Despite Spencer's offer, both Sony and Nintendo have been frustratingly silent on the issue this year, with Nintendo even garnering criticism for how it has handled motion controls on the Nintendo Switch in games such as Pokemon Let's Go.
And yet, the Xbox Adaptive Controller team has shown that it is possible for a major industry player to prioritize accessibility, place it at the forefront, put time and money into it, and listen to the needs of the community that will use it. The end result has been an unmistakable success, and if Microsoft makes good on its promise to continue accessible development, the remainder of the industry will begin to appear more and more foolish for ignoring this essential task.

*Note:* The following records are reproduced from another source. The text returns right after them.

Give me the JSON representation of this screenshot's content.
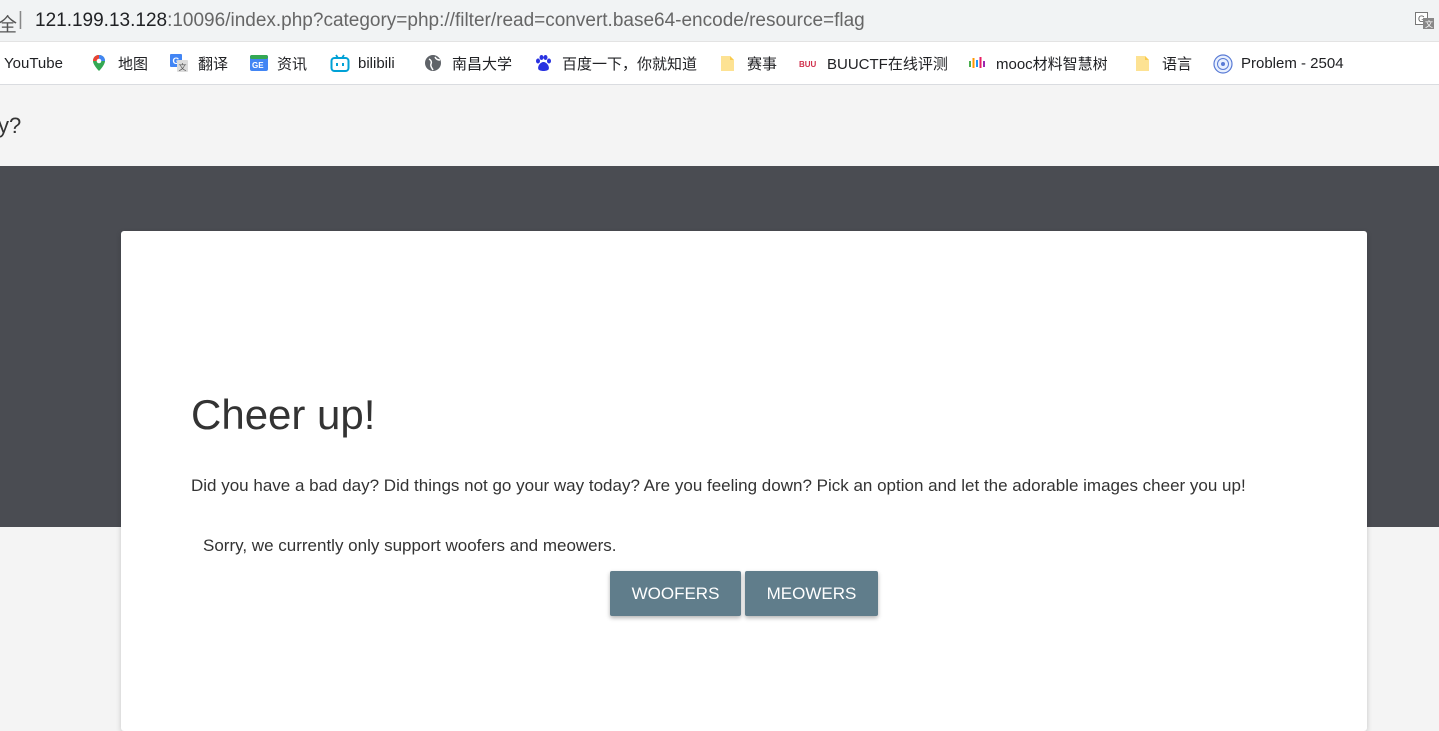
{
  "addressbar": {
    "security_label": "全",
    "separator": "|",
    "url_host": "121.199.13.128",
    "url_rest": ":10096/index.php?category=php://filter/read=convert.base64-encode/resource=flag"
  },
  "bookmarks": [
    {
      "label": "YouTube",
      "icon": "youtube-icon"
    },
    {
      "label": "地图",
      "icon": "maps-pin-icon"
    },
    {
      "label": "翻译",
      "icon": "google-translate-icon"
    },
    {
      "label": "资讯",
      "icon": "google-news-icon"
    },
    {
      "label": "bilibili",
      "icon": "bilibili-icon"
    },
    {
      "label": "南昌大学",
      "icon": "globe-icon"
    },
    {
      "label": "百度一下，你就知道",
      "icon": "baidu-paw-icon"
    },
    {
      "label": "赛事",
      "icon": "folder-icon"
    },
    {
      "label": "BUUCTF在线评测",
      "icon": "buuctf-icon"
    },
    {
      "label": "mooc材料智慧树",
      "icon": "mooc-icon"
    },
    {
      "label": "语言",
      "icon": "folder-icon"
    },
    {
      "label": "Problem - 2504",
      "icon": "hdu-logo-icon"
    }
  ],
  "page": {
    "prev_text": "y?",
    "heading": "Cheer up!",
    "intro": "Did you have a bad day? Did things not go your way today? Are you feeling down? Pick an option and let the adorable images cheer you up!",
    "notice": "Sorry, we currently only support woofers and meowers.",
    "buttons": {
      "woofers": "WOOFERS",
      "meowers": "MEOWERS"
    }
  },
  "colors": {
    "hero_bg": "#4a4c52",
    "button_bg": "#607d8b",
    "card_bg": "#ffffff",
    "page_bg": "#f4f4f4"
  }
}
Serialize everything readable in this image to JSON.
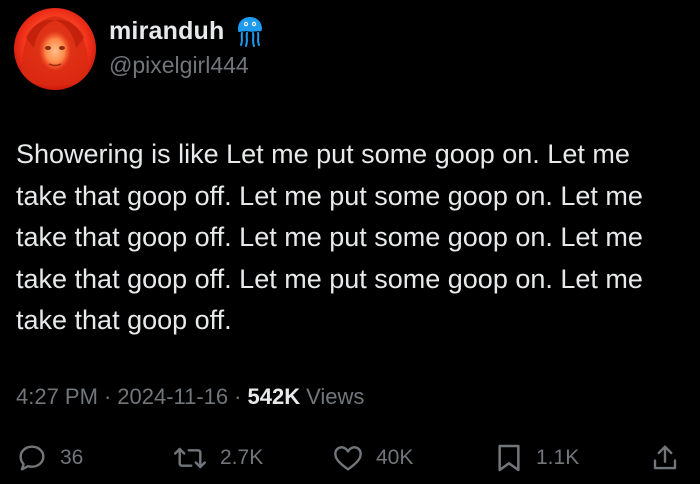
{
  "author": {
    "display_name": "miranduh",
    "handle": "@pixelgirl444",
    "badge_icon": "jellyfish-icon",
    "badge_color": "#1d9bf0"
  },
  "tweet": {
    "text": "Showering is like Let me put some goop on. Let me take that goop off. Let me put some goop on. Let me take that goop off. Let me put some goop on. Let me take that goop off. Let me put some goop on. Let me take that goop off."
  },
  "meta": {
    "time": "4:27 PM",
    "separator": "·",
    "date": "2024-11-16",
    "views_count": "542K",
    "views_label": "Views"
  },
  "actions": {
    "reply_count": "36",
    "retweet_count": "2.7K",
    "like_count": "40K",
    "bookmark_count": "1.1K"
  },
  "colors": {
    "background": "#000000",
    "primary_text": "#e7e9ea",
    "secondary_text": "#71767b",
    "accent": "#1d9bf0"
  }
}
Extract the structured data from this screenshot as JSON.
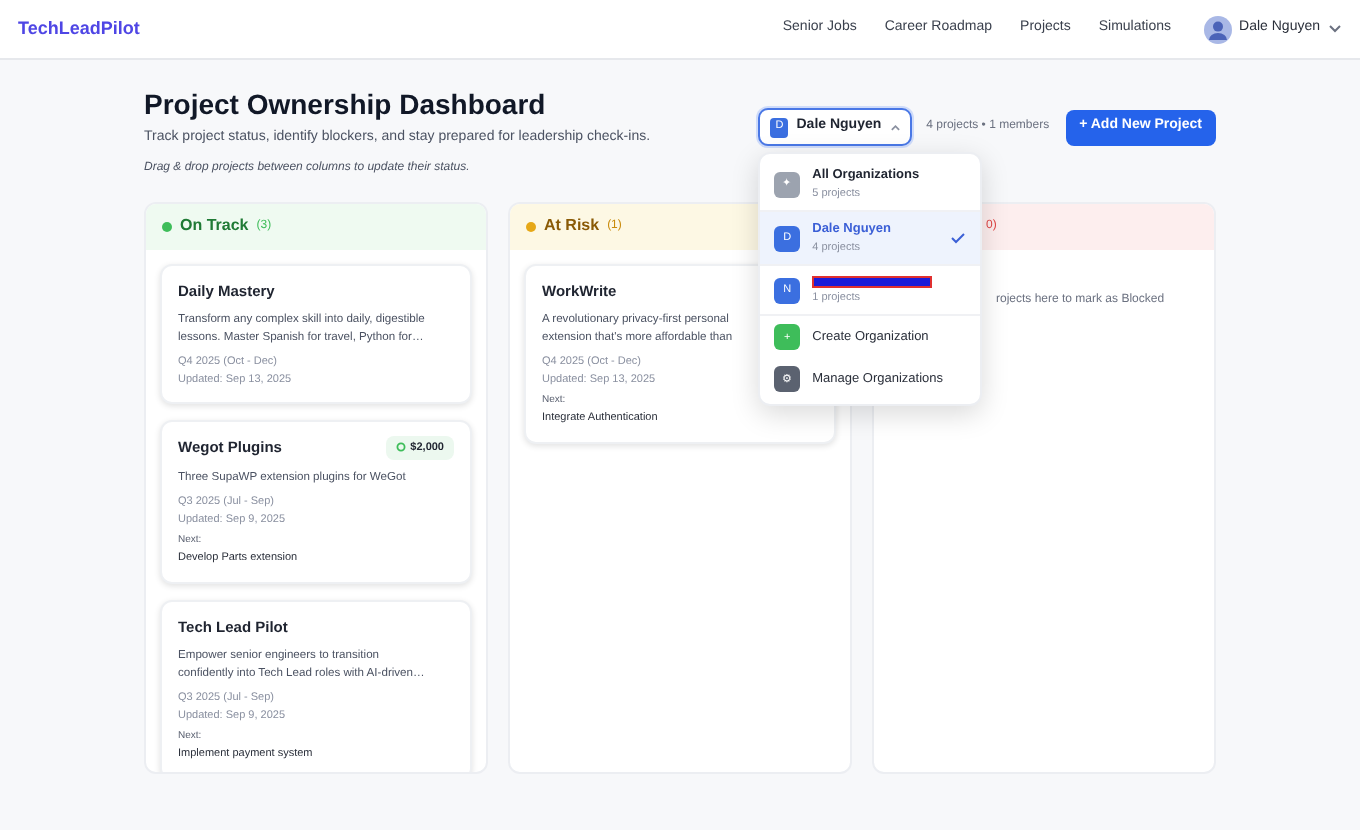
{
  "brand": "TechLeadPilot",
  "nav": [
    "Senior Jobs",
    "Career Roadmap",
    "Projects",
    "Simulations"
  ],
  "user": {
    "name": "Dale Nguyen"
  },
  "title": "Project Ownership Dashboard",
  "subtitle": "Track project status, identify blockers, and stay prepared for leadership check-ins.",
  "hint": "Drag & drop projects between columns to update their status.",
  "org_select": {
    "initial": "D",
    "name": "Dale Nguyen",
    "expanded": true
  },
  "org_stats": "4 projects • 1 members",
  "add_button": "+ Add New Project",
  "org_menu": [
    {
      "kind": "org",
      "initial": "✦",
      "name": "All Organizations",
      "sub": "5 projects",
      "color": "#9ca3af",
      "selected": false
    },
    {
      "kind": "org",
      "initial": "D",
      "name": "Dale Nguyen",
      "sub": "4 projects",
      "color": "#3b6fe0",
      "selected": true
    },
    {
      "kind": "redacted",
      "initial": "N",
      "sub": "1 projects",
      "color": "#3b6fe0",
      "selected": false
    },
    {
      "kind": "action",
      "initial": "+",
      "name": "Create Organization",
      "color": "#3ebd5a"
    },
    {
      "kind": "action",
      "initial": "⚙",
      "name": "Manage Organizations",
      "color": "#5b6270"
    }
  ],
  "columns": [
    {
      "kind": "green",
      "title": "On Track",
      "count": "(3)",
      "cards": [
        {
          "title": "Daily Mastery",
          "desc": [
            "Transform any complex skill into daily, digestible",
            "lessons. Master Spanish for travel, Python for…"
          ],
          "quarter": "Q4 2025 (Oct - Dec)",
          "updated": "Updated: Sep 13, 2025"
        },
        {
          "title": "Wegot Plugins",
          "badge": "$2,000",
          "desc": [
            "Three SupaWP extension plugins for WeGot"
          ],
          "quarter": "Q3 2025 (Jul - Sep)",
          "updated": "Updated: Sep 9, 2025",
          "next_label": "Next:",
          "next": "Develop Parts extension"
        },
        {
          "title": "Tech Lead Pilot",
          "desc": [
            "Empower senior engineers to transition",
            "confidently into Tech Lead roles with AI-driven…"
          ],
          "quarter": "Q3 2025 (Jul - Sep)",
          "updated": "Updated: Sep 9, 2025",
          "next_label": "Next:",
          "next": "Implement payment system"
        }
      ]
    },
    {
      "kind": "amber",
      "title": "At Risk",
      "count": "(1)",
      "cards": [
        {
          "title": "WorkWrite",
          "desc": [
            "A revolutionary privacy-first personal",
            "extension that's more affordable than"
          ],
          "quarter": "Q4 2025 (Oct - Dec)",
          "updated": "Updated: Sep 13, 2025",
          "next_label": "Next:",
          "next": "Integrate Authentication"
        }
      ]
    },
    {
      "kind": "red",
      "count": "0)",
      "empty": "rojects here to mark as Blocked"
    }
  ]
}
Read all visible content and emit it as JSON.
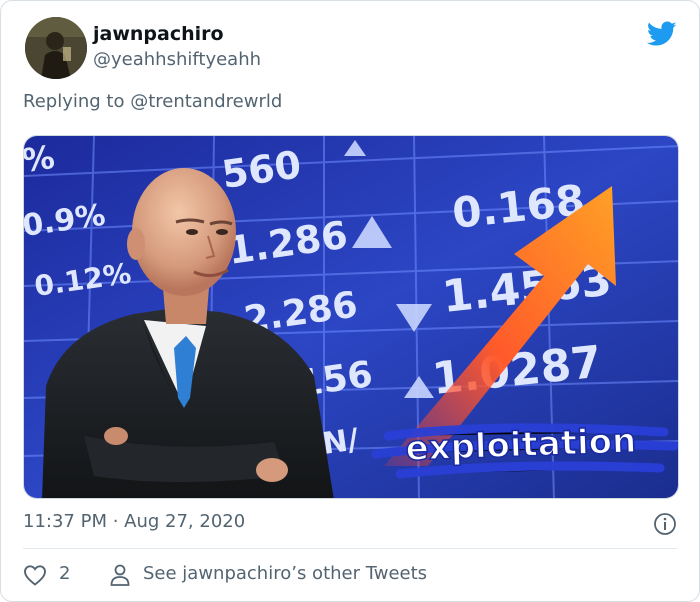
{
  "tweet": {
    "display_name": "jawnpachiro",
    "handle": "@yeahhshiftyeahh",
    "reply_prefix": "Replying to ",
    "reply_mention": "@trentandrewrld",
    "timestamp": "11:37 PM · Aug 27, 2020",
    "like_count": "2",
    "profile_link": "See jawnpachiro’s other Tweets"
  },
  "media": {
    "board_values": [
      "%",
      "0.9%",
      "0.12%",
      "560",
      "1.286",
      "2.286",
      "0.168",
      "1.4563",
      ".156",
      "1.0287",
      "N/"
    ],
    "caption": "exploitation"
  },
  "icons": {
    "bird": "twitter-bird-icon",
    "info": "info-icon",
    "like": "heart-icon",
    "profile": "person-icon"
  },
  "colors": {
    "twitter_blue": "#1d9bf0",
    "secondary_text": "#536471",
    "board_blue": "#2438b0"
  }
}
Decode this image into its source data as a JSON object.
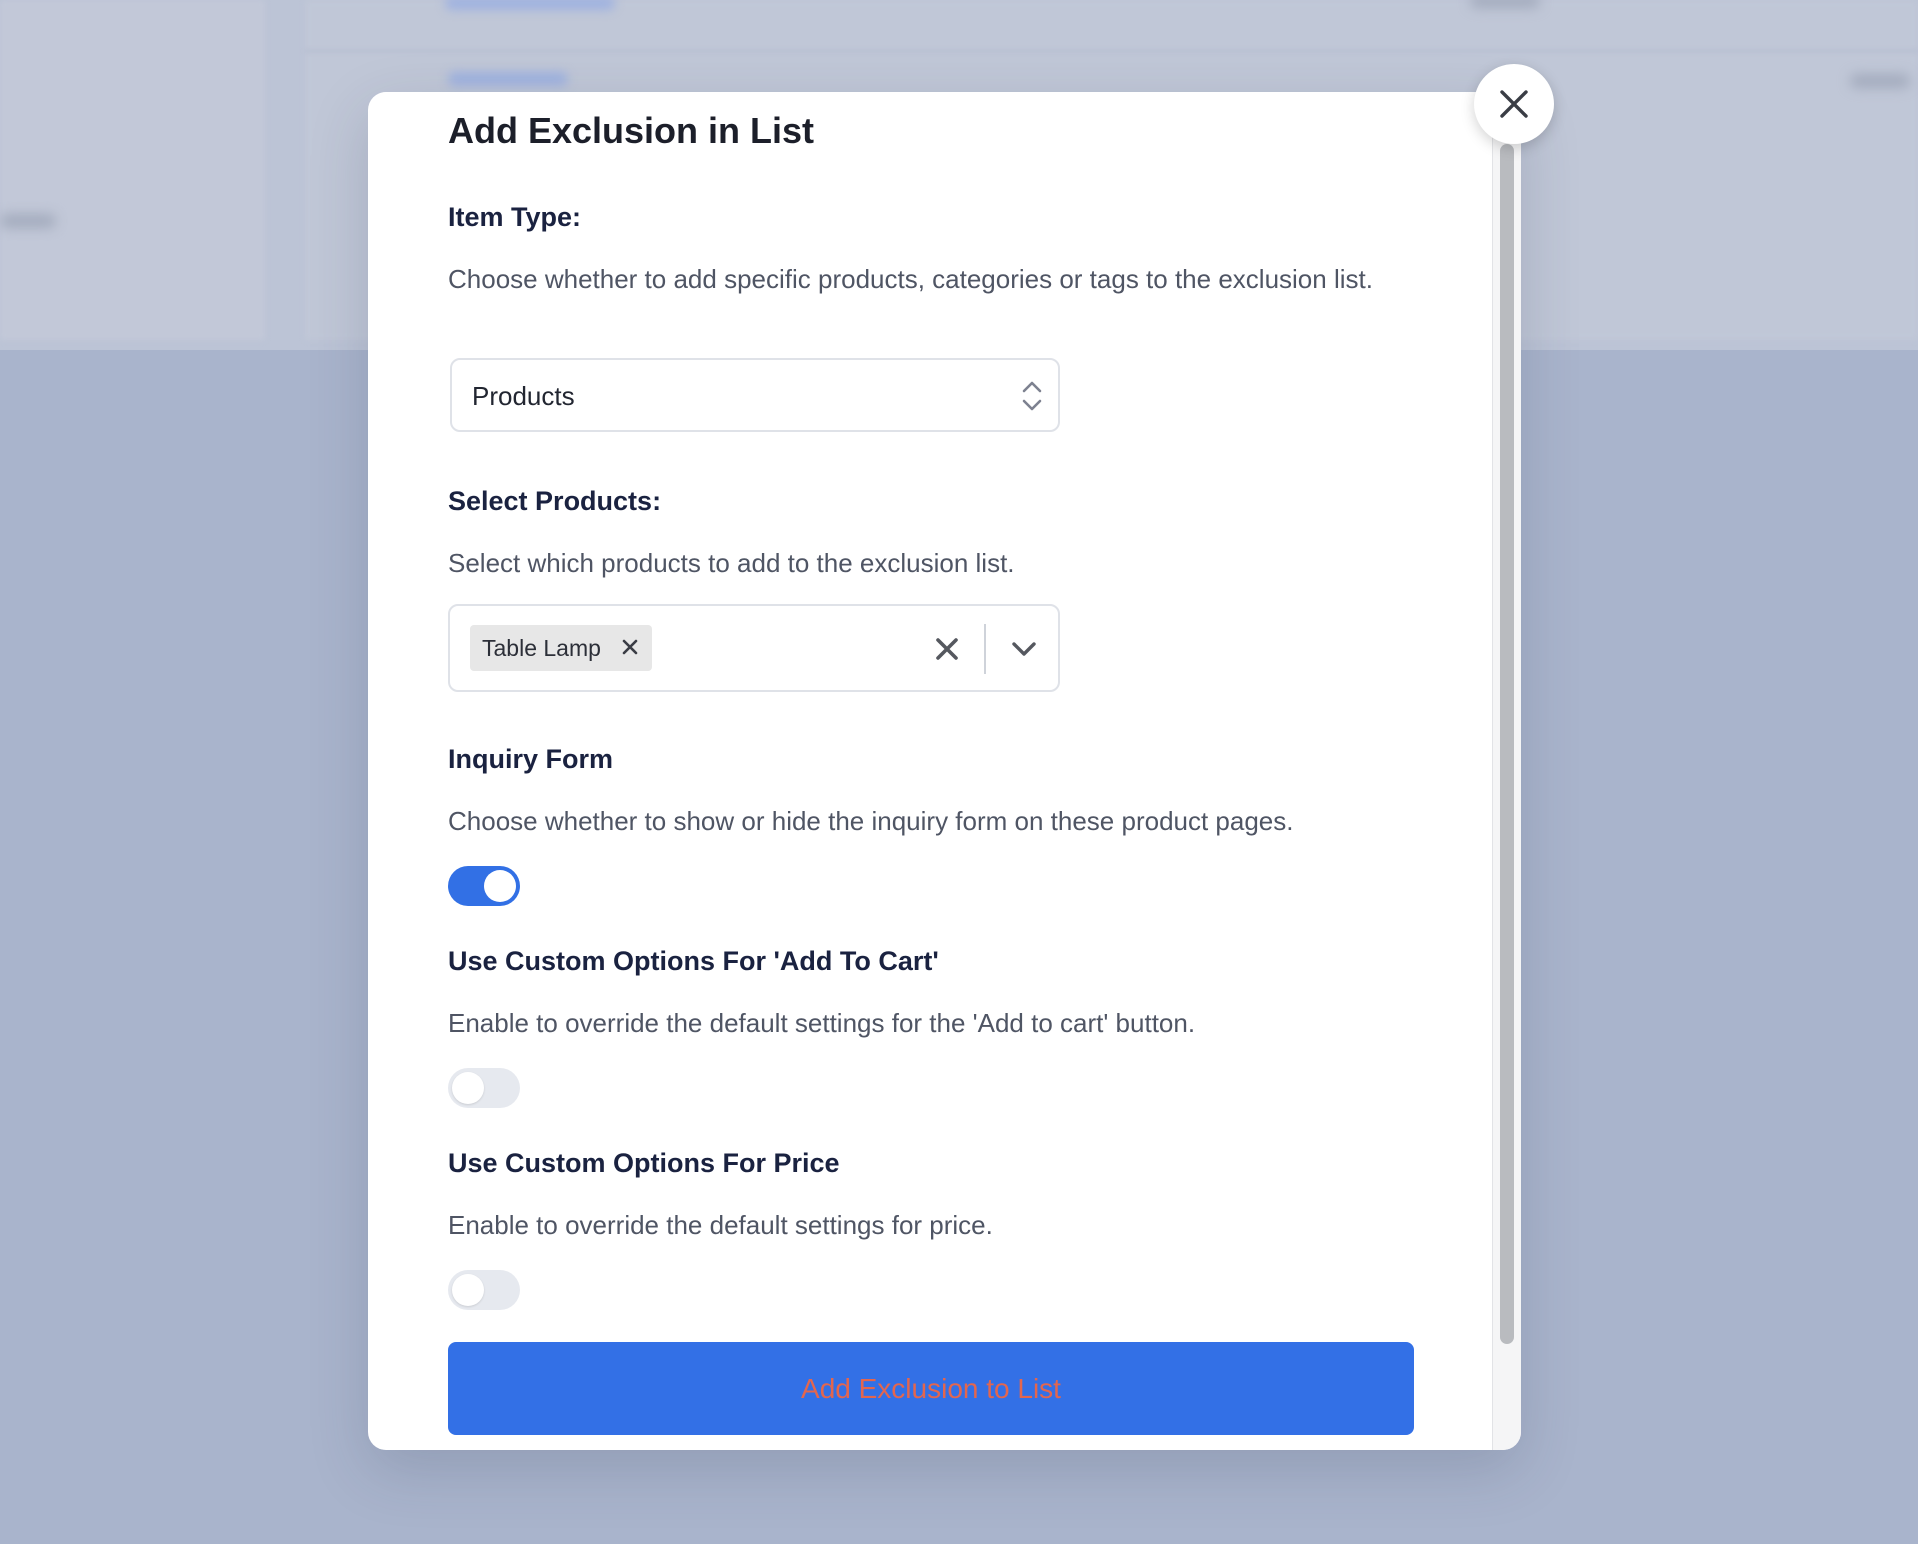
{
  "modal": {
    "title": "Add Exclusion in List",
    "item_type": {
      "label": "Item Type:",
      "description": "Choose whether to add specific products, categories or tags to the exclusion list.",
      "selected": "Products"
    },
    "select_products": {
      "label": "Select Products:",
      "description": "Select which products to add to the exclusion list.",
      "chips": [
        "Table Lamp"
      ]
    },
    "inquiry_form": {
      "label": "Inquiry Form",
      "description": "Choose whether to show or hide the inquiry form on these product pages.",
      "enabled": true
    },
    "custom_add_to_cart": {
      "label": "Use Custom Options For 'Add To Cart'",
      "description": "Enable to override the default settings for the 'Add to cart' button.",
      "enabled": false
    },
    "custom_price": {
      "label": "Use Custom Options For Price",
      "description": "Enable to override the default settings for price.",
      "enabled": false
    },
    "submit_label": "Add Exclusion to List",
    "close_icon": "close-icon"
  },
  "colors": {
    "accent": "#3370e6",
    "submit_text": "#e3664e",
    "toggle_off": "#e6e9ef"
  }
}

The people we honor when we celebrate the Xbox Adaptive Controller team are a large and diverse group of individuals, representing not only those who worked directly on the development of the controller, but also those who laid the foundations, provided feedback, and continued raising issues of accessibility to made the device possible. We celebrate the developers and designers, the testers and the marketers, the groups who offered advice and assistance, the people who designed the packaging and the peripherals, and everyone in between who rightly believed that we can and should all be able to play together.